A. I don't think there's any difference. It's been said, 'Fashions come and go but style endures.' A guy can play today's fashions with style, and another can play today's fashion but without style.
Q. Most know you designed the Howard Robert's guitar put out by Gibson, but what type amp are you using ?
A. One that's no longer made-- a Benson. I founded the company, and Ronnie Benson and I developed those amps. We got so discouraged with the business end of it though, we said, 'What the heck.' But they're great amps!
Q. How did you get into studying Bach while in the jazz life?
A. I had a case of terminal ignorance. It bugged me, so I started studying music history at U.S.C. and composition privately. Whenever you study composition you inevitably encounter Bach right off the bat. You can't get across the room without running into him and the other greats. Analyzing Bach absolutely influenced my jazz playing.
Q. Have you had any drastic style changes along the way?
A. I've made some pretty radical departures. I am fascinated with experimental or avant-garde ( I don't know if those terms are really right). There are so many new ways to go about fashioning music. I messed with a 12 tone concerto, and I made some albums that were pretty radical, Antelope Freeway was one. They were not jazz albums they were -- something else.
Q. What was your first album ?
A. "Mr. Roberts Plays Guitar, " it was originally recorded on Verve and has been released on a number of labels since then. It's presently being released in Japan and sold here. That album was made in about 1955 and has never been out of print, but I've never seen a royalty statement -- on it or any of my albums. That's the music business. I've put out about 25 albums.
Q. Were there periods in your studio career that seemed dormant or dull?
A. When the rock and roll hit about 1955 boy guitar playing turned real dumb, overnight dumb. I'd go to work at 8:00 in the morning and some days I'd sit there and strum on a "G" chord -- all-day-long! Who likes that? Everything turned into IV-V-I, open "E" chords. I'd go on a studio call, and I'd sit there until here came the big "E" chord again.
Q. Any advice for the new crop of guitarist?
A. Again PRAXIS -- get out there and play. Another thought. Guitar players tend to live in this sea of how to play like this guy and like that guy I and they never get to address the subject of the music that's within them. Music is internal. We need to learn how to get it out. It turns out that just about everybody on the planet walks around with music running through their heads all day long. I've come up with the theory that the music is within. We don't bring it in; it's already there. We have to figure out how to get it out.
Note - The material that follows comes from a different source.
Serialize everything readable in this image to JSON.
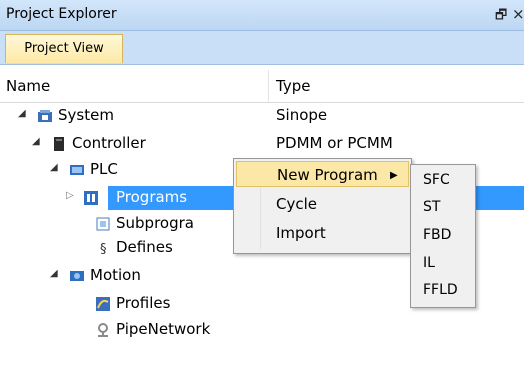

Q. Where do you go from here ?
A. I put everything on hold while I've been working on the Compendium and Chroma, but now I am just about through. Next I'm going back to my former self -- whoever that was. I'm talking to a few labels now.
Musicians know what his former self was and always will be, an icon of Jazz. Howard's probably jammin' out in some heavenly gig now. Howard, we haven't forgotten you!